===== Stored data

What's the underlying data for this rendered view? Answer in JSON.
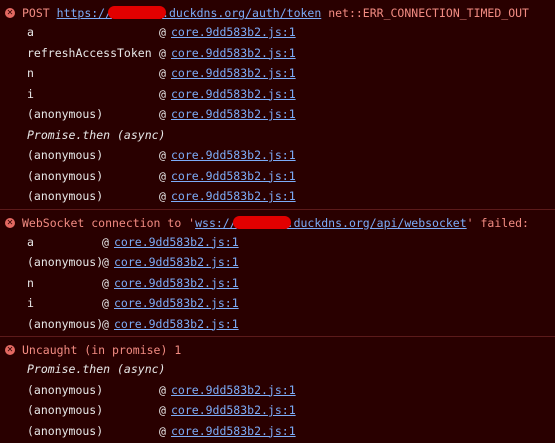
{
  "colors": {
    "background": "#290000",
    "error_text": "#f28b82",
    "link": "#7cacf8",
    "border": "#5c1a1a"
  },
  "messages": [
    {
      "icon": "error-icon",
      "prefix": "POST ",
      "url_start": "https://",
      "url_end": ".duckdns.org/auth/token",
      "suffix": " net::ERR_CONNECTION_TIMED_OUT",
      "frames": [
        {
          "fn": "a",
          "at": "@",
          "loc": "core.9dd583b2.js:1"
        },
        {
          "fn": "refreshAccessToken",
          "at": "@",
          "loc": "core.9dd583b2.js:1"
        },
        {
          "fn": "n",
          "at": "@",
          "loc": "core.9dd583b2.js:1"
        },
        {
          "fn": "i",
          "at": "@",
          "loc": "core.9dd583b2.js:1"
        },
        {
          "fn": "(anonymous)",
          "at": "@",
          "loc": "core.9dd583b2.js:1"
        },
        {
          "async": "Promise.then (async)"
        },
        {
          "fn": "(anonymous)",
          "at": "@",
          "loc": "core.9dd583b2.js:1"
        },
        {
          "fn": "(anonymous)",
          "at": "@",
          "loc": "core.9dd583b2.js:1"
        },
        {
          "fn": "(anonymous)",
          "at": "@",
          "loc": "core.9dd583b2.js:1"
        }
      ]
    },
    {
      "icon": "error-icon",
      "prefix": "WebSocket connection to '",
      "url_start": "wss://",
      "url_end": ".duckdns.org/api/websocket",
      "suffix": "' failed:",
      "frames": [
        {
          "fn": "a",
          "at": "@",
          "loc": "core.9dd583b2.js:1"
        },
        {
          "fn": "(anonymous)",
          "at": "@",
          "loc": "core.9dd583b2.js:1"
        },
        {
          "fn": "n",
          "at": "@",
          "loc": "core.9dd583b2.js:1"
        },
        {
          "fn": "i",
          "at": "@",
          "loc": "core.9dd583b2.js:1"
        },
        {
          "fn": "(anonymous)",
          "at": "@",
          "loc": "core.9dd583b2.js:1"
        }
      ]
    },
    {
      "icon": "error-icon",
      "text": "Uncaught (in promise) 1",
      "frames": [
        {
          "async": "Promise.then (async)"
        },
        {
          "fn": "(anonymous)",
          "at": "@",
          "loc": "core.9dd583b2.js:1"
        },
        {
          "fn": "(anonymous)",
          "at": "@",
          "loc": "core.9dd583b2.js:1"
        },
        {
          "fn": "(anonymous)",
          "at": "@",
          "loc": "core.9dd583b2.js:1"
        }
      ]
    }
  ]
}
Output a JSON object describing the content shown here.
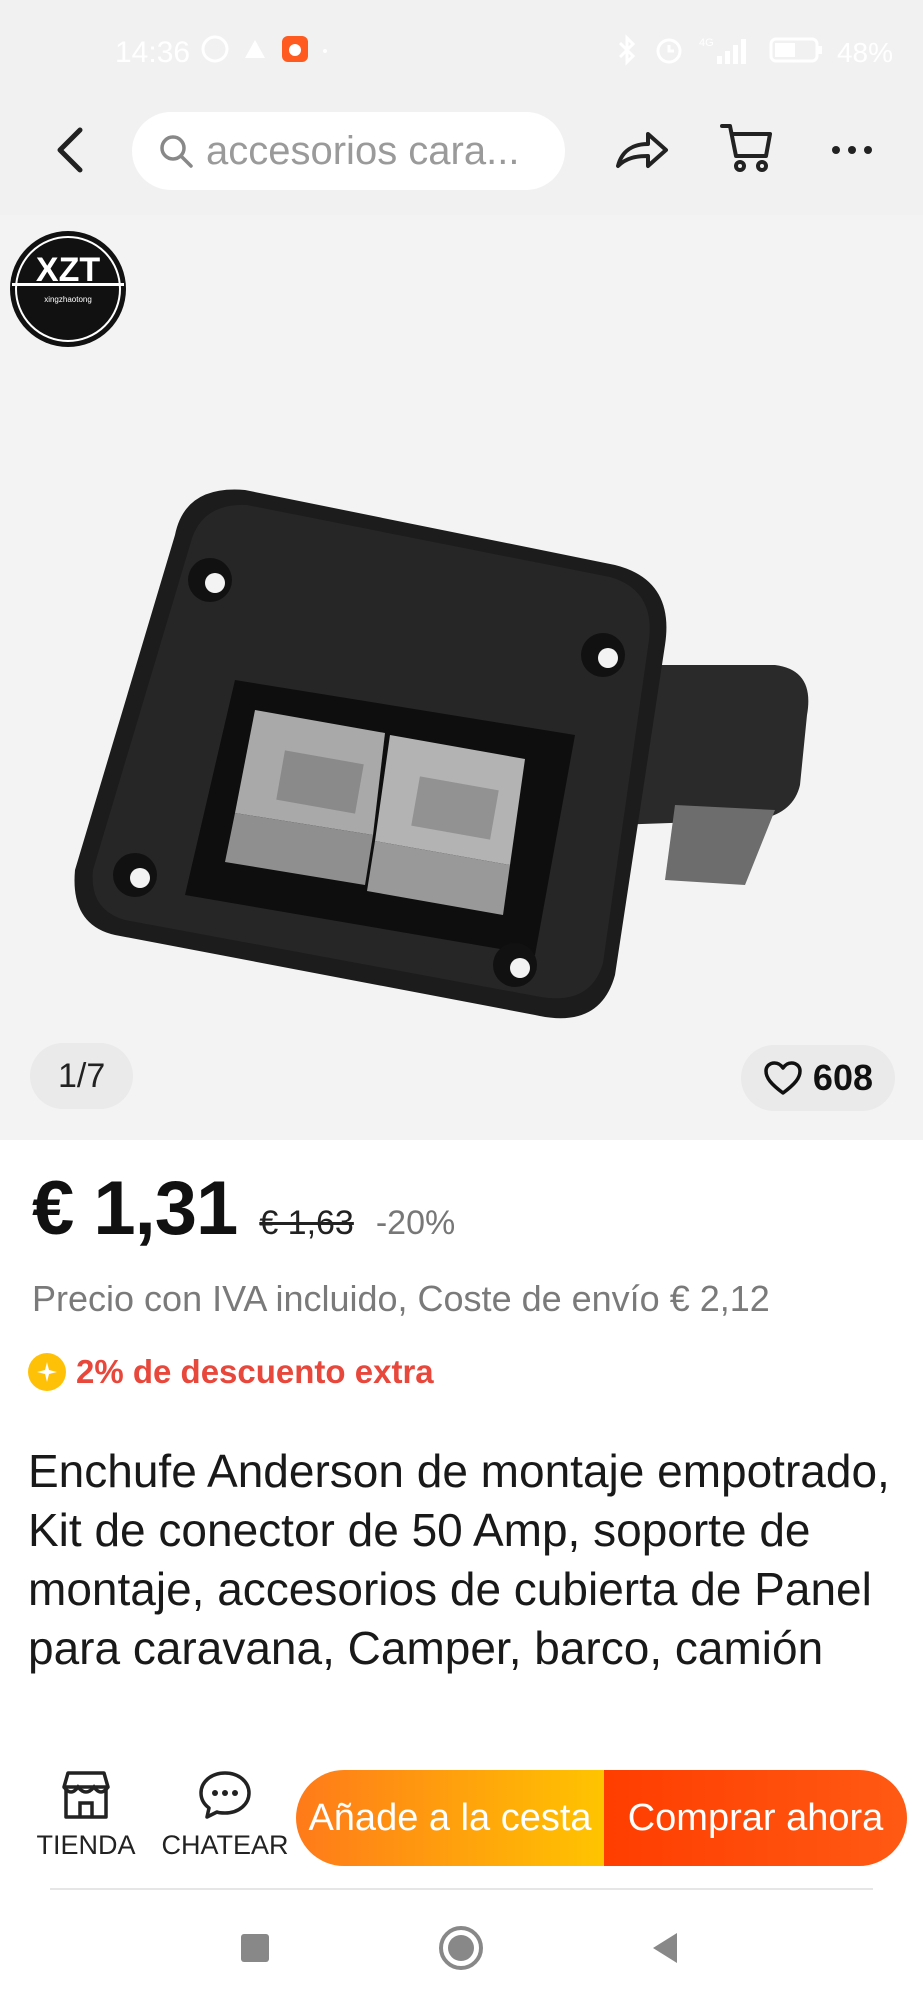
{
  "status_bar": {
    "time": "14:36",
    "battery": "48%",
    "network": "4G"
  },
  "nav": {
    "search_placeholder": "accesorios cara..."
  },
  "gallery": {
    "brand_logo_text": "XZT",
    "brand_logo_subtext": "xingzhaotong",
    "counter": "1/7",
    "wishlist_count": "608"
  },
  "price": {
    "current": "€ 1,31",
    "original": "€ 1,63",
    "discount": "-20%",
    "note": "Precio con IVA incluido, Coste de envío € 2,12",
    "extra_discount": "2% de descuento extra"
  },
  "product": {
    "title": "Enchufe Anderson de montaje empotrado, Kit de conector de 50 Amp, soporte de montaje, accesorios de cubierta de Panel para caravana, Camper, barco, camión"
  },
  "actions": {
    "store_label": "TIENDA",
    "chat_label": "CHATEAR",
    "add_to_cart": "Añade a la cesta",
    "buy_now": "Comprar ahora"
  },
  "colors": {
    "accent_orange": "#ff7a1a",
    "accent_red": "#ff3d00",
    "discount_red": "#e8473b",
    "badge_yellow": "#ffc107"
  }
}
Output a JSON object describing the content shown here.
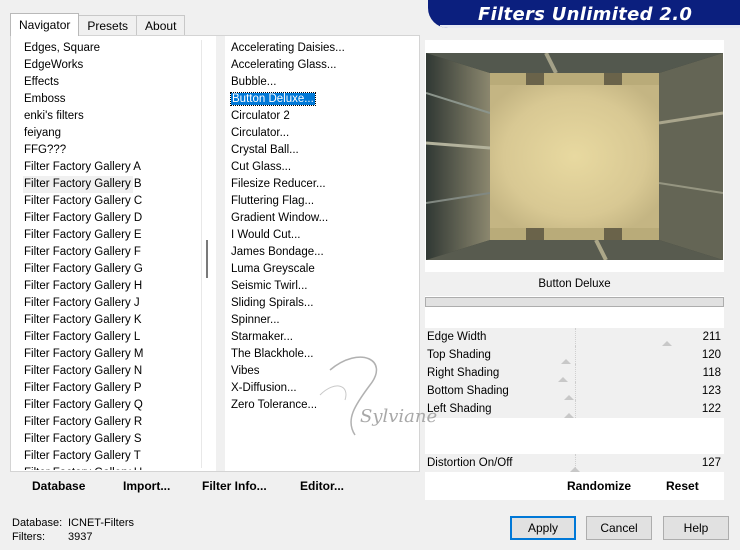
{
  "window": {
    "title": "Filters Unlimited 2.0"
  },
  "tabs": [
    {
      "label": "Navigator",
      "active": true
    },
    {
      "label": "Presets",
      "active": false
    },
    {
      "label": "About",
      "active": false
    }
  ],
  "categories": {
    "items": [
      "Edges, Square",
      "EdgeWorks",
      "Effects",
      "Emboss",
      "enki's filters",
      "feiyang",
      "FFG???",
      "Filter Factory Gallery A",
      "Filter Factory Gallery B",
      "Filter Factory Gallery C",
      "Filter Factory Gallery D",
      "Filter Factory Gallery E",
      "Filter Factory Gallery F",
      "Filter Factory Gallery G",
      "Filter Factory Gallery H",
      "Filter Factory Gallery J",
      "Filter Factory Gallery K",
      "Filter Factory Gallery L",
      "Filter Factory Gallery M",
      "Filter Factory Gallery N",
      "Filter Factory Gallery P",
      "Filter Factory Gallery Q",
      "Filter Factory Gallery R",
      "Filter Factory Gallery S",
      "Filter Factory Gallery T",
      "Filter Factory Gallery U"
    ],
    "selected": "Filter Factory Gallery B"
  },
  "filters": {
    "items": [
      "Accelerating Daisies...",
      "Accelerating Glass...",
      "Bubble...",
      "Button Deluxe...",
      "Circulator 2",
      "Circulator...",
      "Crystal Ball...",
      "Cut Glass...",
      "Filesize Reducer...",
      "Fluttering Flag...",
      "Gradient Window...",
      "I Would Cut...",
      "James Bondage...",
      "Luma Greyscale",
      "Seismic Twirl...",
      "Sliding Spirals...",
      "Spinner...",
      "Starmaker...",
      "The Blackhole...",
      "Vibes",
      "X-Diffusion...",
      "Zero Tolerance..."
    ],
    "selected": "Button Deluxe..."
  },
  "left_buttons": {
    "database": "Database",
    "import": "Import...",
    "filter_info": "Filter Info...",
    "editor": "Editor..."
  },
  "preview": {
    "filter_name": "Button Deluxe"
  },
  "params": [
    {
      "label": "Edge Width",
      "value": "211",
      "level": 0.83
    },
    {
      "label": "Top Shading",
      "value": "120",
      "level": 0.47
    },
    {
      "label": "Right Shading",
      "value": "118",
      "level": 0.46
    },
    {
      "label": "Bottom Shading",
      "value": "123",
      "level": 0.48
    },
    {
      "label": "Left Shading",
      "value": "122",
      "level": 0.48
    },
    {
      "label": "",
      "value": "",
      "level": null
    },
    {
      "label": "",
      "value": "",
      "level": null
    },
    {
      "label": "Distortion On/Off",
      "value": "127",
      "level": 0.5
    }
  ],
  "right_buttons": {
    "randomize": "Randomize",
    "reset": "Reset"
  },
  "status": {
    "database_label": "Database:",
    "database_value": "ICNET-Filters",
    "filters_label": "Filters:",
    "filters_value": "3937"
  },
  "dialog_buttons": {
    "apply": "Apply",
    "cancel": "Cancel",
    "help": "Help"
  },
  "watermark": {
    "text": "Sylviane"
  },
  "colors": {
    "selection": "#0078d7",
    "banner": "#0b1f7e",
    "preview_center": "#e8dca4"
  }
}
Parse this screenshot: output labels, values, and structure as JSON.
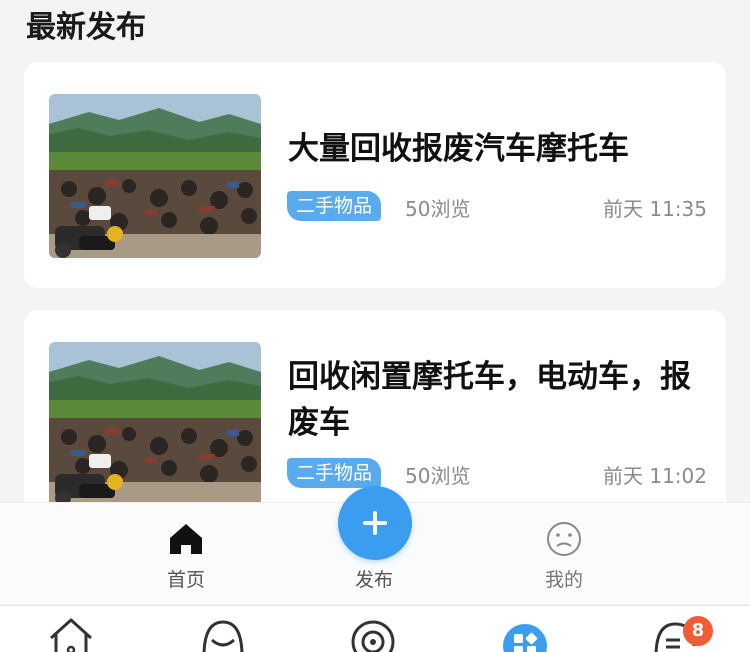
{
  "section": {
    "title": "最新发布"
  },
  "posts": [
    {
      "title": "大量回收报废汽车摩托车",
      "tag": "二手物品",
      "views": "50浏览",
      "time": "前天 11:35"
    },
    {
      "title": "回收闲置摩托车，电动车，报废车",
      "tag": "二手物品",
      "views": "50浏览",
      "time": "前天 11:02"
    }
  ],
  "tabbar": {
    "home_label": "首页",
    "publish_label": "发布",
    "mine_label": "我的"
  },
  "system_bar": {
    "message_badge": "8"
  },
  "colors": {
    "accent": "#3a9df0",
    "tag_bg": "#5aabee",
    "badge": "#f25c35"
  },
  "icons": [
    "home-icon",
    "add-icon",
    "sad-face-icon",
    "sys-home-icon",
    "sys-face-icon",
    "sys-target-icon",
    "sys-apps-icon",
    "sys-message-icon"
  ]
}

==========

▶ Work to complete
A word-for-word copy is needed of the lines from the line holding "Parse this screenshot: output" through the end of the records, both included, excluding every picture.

▶ Result of the task
Parse this screenshot: output labels, values, and structure as JSON.
{
  "section": {
    "title": "最新发布"
  },
  "posts": [
    {
      "title": "大量回收报废汽车摩托车",
      "tag": "二手物品",
      "views": "50浏览",
      "time": "前天 11:35"
    },
    {
      "title": "回收闲置摩托车，电动车，报废车",
      "tag": "二手物品",
      "views": "50浏览",
      "time": "前天 11:02"
    }
  ],
  "tabbar": {
    "home_label": "首页",
    "publish_label": "发布",
    "mine_label": "我的"
  },
  "system_bar": {
    "message_badge": "8"
  },
  "colors": {
    "accent": "#3a9df0",
    "tag_bg": "#5aabee",
    "badge": "#f25c35"
  },
  "icons": [
    "home-icon",
    "add-icon",
    "sad-face-icon",
    "sys-home-icon",
    "sys-face-icon",
    "sys-target-icon",
    "sys-apps-icon",
    "sys-message-icon"
  ]
}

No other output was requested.